What is expected
I'd like every record written out again, exactly as it is.

Material for this task

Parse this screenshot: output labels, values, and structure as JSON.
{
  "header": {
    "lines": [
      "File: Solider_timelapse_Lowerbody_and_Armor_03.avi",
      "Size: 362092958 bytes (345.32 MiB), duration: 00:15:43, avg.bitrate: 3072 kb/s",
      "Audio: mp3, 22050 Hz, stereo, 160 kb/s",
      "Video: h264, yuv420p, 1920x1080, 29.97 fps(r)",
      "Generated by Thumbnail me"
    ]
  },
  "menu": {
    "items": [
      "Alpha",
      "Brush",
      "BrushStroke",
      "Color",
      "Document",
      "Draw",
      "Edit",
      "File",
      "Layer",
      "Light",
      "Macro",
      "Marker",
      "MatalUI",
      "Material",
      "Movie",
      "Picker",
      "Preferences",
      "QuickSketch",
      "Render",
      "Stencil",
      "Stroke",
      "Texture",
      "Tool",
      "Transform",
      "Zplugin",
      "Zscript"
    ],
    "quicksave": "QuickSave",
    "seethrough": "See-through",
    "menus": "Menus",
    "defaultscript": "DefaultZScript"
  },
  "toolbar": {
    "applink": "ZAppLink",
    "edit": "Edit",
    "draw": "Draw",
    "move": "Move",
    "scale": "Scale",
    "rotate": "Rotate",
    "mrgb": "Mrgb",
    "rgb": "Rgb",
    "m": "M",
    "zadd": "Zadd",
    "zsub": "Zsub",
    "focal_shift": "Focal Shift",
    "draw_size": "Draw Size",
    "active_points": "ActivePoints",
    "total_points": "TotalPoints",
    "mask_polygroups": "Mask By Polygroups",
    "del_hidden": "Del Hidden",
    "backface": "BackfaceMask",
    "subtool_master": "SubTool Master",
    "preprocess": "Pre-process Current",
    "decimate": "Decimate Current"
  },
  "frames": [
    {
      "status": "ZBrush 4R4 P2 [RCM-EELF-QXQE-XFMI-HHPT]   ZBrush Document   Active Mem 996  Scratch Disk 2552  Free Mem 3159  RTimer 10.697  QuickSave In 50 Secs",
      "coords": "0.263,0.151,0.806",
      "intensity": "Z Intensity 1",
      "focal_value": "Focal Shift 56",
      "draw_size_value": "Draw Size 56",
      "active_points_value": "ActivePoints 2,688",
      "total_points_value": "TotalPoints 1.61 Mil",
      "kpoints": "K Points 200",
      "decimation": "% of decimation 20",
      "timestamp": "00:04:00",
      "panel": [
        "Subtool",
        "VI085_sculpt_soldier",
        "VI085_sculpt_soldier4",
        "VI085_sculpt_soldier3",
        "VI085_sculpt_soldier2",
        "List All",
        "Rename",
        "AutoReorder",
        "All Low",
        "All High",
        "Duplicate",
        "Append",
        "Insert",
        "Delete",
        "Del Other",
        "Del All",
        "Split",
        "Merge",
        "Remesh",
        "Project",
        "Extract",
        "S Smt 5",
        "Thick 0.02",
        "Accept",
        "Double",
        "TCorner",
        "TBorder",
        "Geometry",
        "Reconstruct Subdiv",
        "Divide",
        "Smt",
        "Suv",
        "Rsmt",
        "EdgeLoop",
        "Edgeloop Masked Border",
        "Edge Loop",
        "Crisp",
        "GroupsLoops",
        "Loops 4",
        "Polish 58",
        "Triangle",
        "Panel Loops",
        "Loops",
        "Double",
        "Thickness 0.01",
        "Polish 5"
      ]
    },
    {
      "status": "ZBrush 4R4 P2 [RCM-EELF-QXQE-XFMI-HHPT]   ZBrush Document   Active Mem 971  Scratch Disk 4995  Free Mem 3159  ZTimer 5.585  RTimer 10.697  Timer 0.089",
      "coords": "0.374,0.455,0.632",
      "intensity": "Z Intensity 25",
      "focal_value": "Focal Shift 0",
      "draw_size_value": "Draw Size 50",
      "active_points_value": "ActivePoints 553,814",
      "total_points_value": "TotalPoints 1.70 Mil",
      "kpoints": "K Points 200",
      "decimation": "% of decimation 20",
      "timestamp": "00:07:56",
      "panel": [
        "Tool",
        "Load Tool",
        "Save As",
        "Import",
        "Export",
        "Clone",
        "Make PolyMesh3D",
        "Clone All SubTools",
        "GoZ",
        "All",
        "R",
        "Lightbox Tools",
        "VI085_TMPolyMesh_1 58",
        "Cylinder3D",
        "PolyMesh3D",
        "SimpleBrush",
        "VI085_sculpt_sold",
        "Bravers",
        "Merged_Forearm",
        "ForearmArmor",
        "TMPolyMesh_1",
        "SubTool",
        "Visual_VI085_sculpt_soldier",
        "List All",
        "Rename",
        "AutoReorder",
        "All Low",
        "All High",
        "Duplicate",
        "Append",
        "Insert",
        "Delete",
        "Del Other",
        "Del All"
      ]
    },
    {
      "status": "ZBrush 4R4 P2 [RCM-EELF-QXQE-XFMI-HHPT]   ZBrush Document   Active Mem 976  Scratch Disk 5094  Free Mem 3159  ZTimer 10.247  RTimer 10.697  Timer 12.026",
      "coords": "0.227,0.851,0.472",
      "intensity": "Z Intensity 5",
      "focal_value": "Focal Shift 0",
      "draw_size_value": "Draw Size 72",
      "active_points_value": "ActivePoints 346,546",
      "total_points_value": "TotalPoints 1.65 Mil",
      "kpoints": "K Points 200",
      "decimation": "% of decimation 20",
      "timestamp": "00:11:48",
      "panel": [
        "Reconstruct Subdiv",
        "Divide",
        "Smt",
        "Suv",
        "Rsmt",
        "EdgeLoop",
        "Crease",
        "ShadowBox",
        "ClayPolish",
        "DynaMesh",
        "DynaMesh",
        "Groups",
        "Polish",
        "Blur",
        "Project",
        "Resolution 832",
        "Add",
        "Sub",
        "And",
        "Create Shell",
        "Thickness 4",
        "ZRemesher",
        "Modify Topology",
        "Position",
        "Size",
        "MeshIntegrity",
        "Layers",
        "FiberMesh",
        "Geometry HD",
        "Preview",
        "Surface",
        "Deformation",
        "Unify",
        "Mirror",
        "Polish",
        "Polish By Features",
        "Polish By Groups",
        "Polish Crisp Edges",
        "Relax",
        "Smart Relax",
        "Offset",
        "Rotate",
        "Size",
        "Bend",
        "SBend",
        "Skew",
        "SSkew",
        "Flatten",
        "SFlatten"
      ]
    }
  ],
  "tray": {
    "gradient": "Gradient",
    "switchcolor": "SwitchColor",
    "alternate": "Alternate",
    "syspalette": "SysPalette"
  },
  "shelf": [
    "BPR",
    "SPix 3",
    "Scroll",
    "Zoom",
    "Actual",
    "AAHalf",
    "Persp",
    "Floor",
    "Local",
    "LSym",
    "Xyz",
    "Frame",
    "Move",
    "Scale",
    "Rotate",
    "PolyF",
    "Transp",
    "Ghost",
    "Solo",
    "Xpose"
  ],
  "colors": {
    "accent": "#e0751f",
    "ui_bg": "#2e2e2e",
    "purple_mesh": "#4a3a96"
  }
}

Answer to the problem
Parse this screenshot: output labels, values, and structure as JSON.
{
  "header": {
    "lines": [
      "File: Solider_timelapse_Lowerbody_and_Armor_03.avi",
      "Size: 362092958 bytes (345.32 MiB), duration: 00:15:43, avg.bitrate: 3072 kb/s",
      "Audio: mp3, 22050 Hz, stereo, 160 kb/s",
      "Video: h264, yuv420p, 1920x1080, 29.97 fps(r)",
      "Generated by Thumbnail me"
    ]
  },
  "menu": {
    "items": [
      "Alpha",
      "Brush",
      "BrushStroke",
      "Color",
      "Document",
      "Draw",
      "Edit",
      "File",
      "Layer",
      "Light",
      "Macro",
      "Marker",
      "MatalUI",
      "Material",
      "Movie",
      "Picker",
      "Preferences",
      "QuickSketch",
      "Render",
      "Stencil",
      "Stroke",
      "Texture",
      "Tool",
      "Transform",
      "Zplugin",
      "Zscript"
    ],
    "quicksave": "QuickSave",
    "seethrough": "See-through",
    "menus": "Menus",
    "defaultscript": "DefaultZScript"
  },
  "toolbar": {
    "applink": "ZAppLink",
    "edit": "Edit",
    "draw": "Draw",
    "move": "Move",
    "scale": "Scale",
    "rotate": "Rotate",
    "mrgb": "Mrgb",
    "rgb": "Rgb",
    "m": "M",
    "zadd": "Zadd",
    "zsub": "Zsub",
    "focal_shift": "Focal Shift",
    "draw_size": "Draw Size",
    "active_points": "ActivePoints",
    "total_points": "TotalPoints",
    "mask_polygroups": "Mask By Polygroups",
    "del_hidden": "Del Hidden",
    "backface": "BackfaceMask",
    "subtool_master": "SubTool Master",
    "preprocess": "Pre-process Current",
    "decimate": "Decimate Current"
  },
  "frames": [
    {
      "status": "ZBrush 4R4 P2 [RCM-EELF-QXQE-XFMI-HHPT]   ZBrush Document   Active Mem 996  Scratch Disk 2552  Free Mem 3159  RTimer 10.697  QuickSave In 50 Secs",
      "coords": "0.263,0.151,0.806",
      "intensity": "Z Intensity 1",
      "focal_value": "Focal Shift 56",
      "draw_size_value": "Draw Size 56",
      "active_points_value": "ActivePoints 2,688",
      "total_points_value": "TotalPoints 1.61 Mil",
      "kpoints": "K Points 200",
      "decimation": "% of decimation 20",
      "timestamp": "00:04:00",
      "panel": [
        "Subtool",
        "VI085_sculpt_soldier",
        "VI085_sculpt_soldier4",
        "VI085_sculpt_soldier3",
        "VI085_sculpt_soldier2",
        "List All",
        "Rename",
        "AutoReorder",
        "All Low",
        "All High",
        "Duplicate",
        "Append",
        "Insert",
        "Delete",
        "Del Other",
        "Del All",
        "Split",
        "Merge",
        "Remesh",
        "Project",
        "Extract",
        "S Smt 5",
        "Thick 0.02",
        "Accept",
        "Double",
        "TCorner",
        "TBorder",
        "Geometry",
        "Reconstruct Subdiv",
        "Divide",
        "Smt",
        "Suv",
        "Rsmt",
        "EdgeLoop",
        "Edgeloop Masked Border",
        "Edge Loop",
        "Crisp",
        "GroupsLoops",
        "Loops 4",
        "Polish 58",
        "Triangle",
        "Panel Loops",
        "Loops",
        "Double",
        "Thickness 0.01",
        "Polish 5"
      ]
    },
    {
      "status": "ZBrush 4R4 P2 [RCM-EELF-QXQE-XFMI-HHPT]   ZBrush Document   Active Mem 971  Scratch Disk 4995  Free Mem 3159  ZTimer 5.585  RTimer 10.697  Timer 0.089",
      "coords": "0.374,0.455,0.632",
      "intensity": "Z Intensity 25",
      "focal_value": "Focal Shift 0",
      "draw_size_value": "Draw Size 50",
      "active_points_value": "ActivePoints 553,814",
      "total_points_value": "TotalPoints 1.70 Mil",
      "kpoints": "K Points 200",
      "decimation": "% of decimation 20",
      "timestamp": "00:07:56",
      "panel": [
        "Tool",
        "Load Tool",
        "Save As",
        "Import",
        "Export",
        "Clone",
        "Make PolyMesh3D",
        "Clone All SubTools",
        "GoZ",
        "All",
        "R",
        "Lightbox Tools",
        "VI085_TMPolyMesh_1 58",
        "Cylinder3D",
        "PolyMesh3D",
        "SimpleBrush",
        "VI085_sculpt_sold",
        "Bravers",
        "Merged_Forearm",
        "ForearmArmor",
        "TMPolyMesh_1",
        "SubTool",
        "Visual_VI085_sculpt_soldier",
        "List All",
        "Rename",
        "AutoReorder",
        "All Low",
        "All High",
        "Duplicate",
        "Append",
        "Insert",
        "Delete",
        "Del Other",
        "Del All"
      ]
    },
    {
      "status": "ZBrush 4R4 P2 [RCM-EELF-QXQE-XFMI-HHPT]   ZBrush Document   Active Mem 976  Scratch Disk 5094  Free Mem 3159  ZTimer 10.247  RTimer 10.697  Timer 12.026",
      "coords": "0.227,0.851,0.472",
      "intensity": "Z Intensity 5",
      "focal_value": "Focal Shift 0",
      "draw_size_value": "Draw Size 72",
      "active_points_value": "ActivePoints 346,546",
      "total_points_value": "TotalPoints 1.65 Mil",
      "kpoints": "K Points 200",
      "decimation": "% of decimation 20",
      "timestamp": "00:11:48",
      "panel": [
        "Reconstruct Subdiv",
        "Divide",
        "Smt",
        "Suv",
        "Rsmt",
        "EdgeLoop",
        "Crease",
        "ShadowBox",
        "ClayPolish",
        "DynaMesh",
        "DynaMesh",
        "Groups",
        "Polish",
        "Blur",
        "Project",
        "Resolution 832",
        "Add",
        "Sub",
        "And",
        "Create Shell",
        "Thickness 4",
        "ZRemesher",
        "Modify Topology",
        "Position",
        "Size",
        "MeshIntegrity",
        "Layers",
        "FiberMesh",
        "Geometry HD",
        "Preview",
        "Surface",
        "Deformation",
        "Unify",
        "Mirror",
        "Polish",
        "Polish By Features",
        "Polish By Groups",
        "Polish Crisp Edges",
        "Relax",
        "Smart Relax",
        "Offset",
        "Rotate",
        "Size",
        "Bend",
        "SBend",
        "Skew",
        "SSkew",
        "Flatten",
        "SFlatten"
      ]
    }
  ],
  "tray": {
    "gradient": "Gradient",
    "switchcolor": "SwitchColor",
    "alternate": "Alternate",
    "syspalette": "SysPalette"
  },
  "shelf": [
    "BPR",
    "SPix 3",
    "Scroll",
    "Zoom",
    "Actual",
    "AAHalf",
    "Persp",
    "Floor",
    "Local",
    "LSym",
    "Xyz",
    "Frame",
    "Move",
    "Scale",
    "Rotate",
    "PolyF",
    "Transp",
    "Ghost",
    "Solo",
    "Xpose"
  ],
  "colors": {
    "accent": "#e0751f",
    "ui_bg": "#2e2e2e",
    "purple_mesh": "#4a3a96"
  }
}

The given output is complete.